[Materials provided]

• • • •

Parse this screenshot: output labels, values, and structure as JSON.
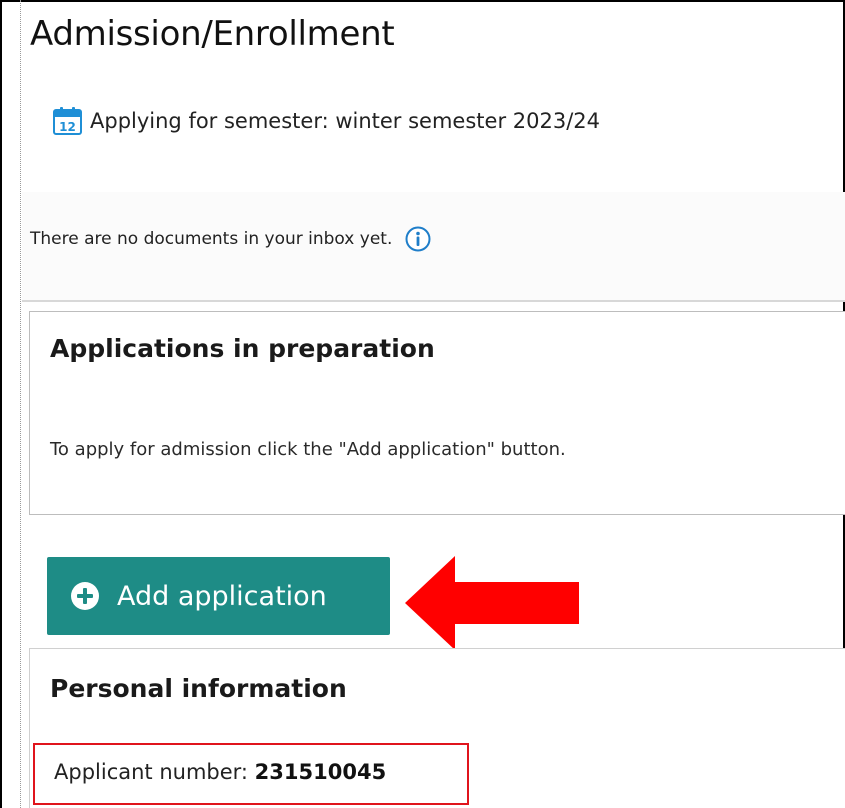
{
  "page": {
    "title": "Admission/Enrollment"
  },
  "semester": {
    "icon": "calendar-icon",
    "icon_day": "12",
    "text": "Applying for semester: winter semester 2023/24"
  },
  "inbox": {
    "message": "There are no documents in your inbox yet.",
    "icon": "info-icon"
  },
  "applications": {
    "heading": "Applications in preparation",
    "instruction": "To apply for admission click the \"Add application\" button.",
    "add_button_label": "Add application",
    "add_button_icon": "plus-circle-icon"
  },
  "personal": {
    "heading": "Personal information",
    "applicant_label": "Applicant number: ",
    "applicant_number": "231510045"
  },
  "colors": {
    "button_bg": "#1e8c86",
    "arrow": "#ff0000",
    "highlight_border": "#e0141c",
    "calendar_blue": "#1f8fd6"
  }
}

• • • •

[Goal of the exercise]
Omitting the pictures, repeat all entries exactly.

[Written response]
Parse this screenshot: output labels, values, and structure as JSON.
{
  "page": {
    "title": "Admission/Enrollment"
  },
  "semester": {
    "icon": "calendar-icon",
    "icon_day": "12",
    "text": "Applying for semester: winter semester 2023/24"
  },
  "inbox": {
    "message": "There are no documents in your inbox yet.",
    "icon": "info-icon"
  },
  "applications": {
    "heading": "Applications in preparation",
    "instruction": "To apply for admission click the \"Add application\" button.",
    "add_button_label": "Add application",
    "add_button_icon": "plus-circle-icon"
  },
  "personal": {
    "heading": "Personal information",
    "applicant_label": "Applicant number: ",
    "applicant_number": "231510045"
  },
  "colors": {
    "button_bg": "#1e8c86",
    "arrow": "#ff0000",
    "highlight_border": "#e0141c",
    "calendar_blue": "#1f8fd6"
  }
}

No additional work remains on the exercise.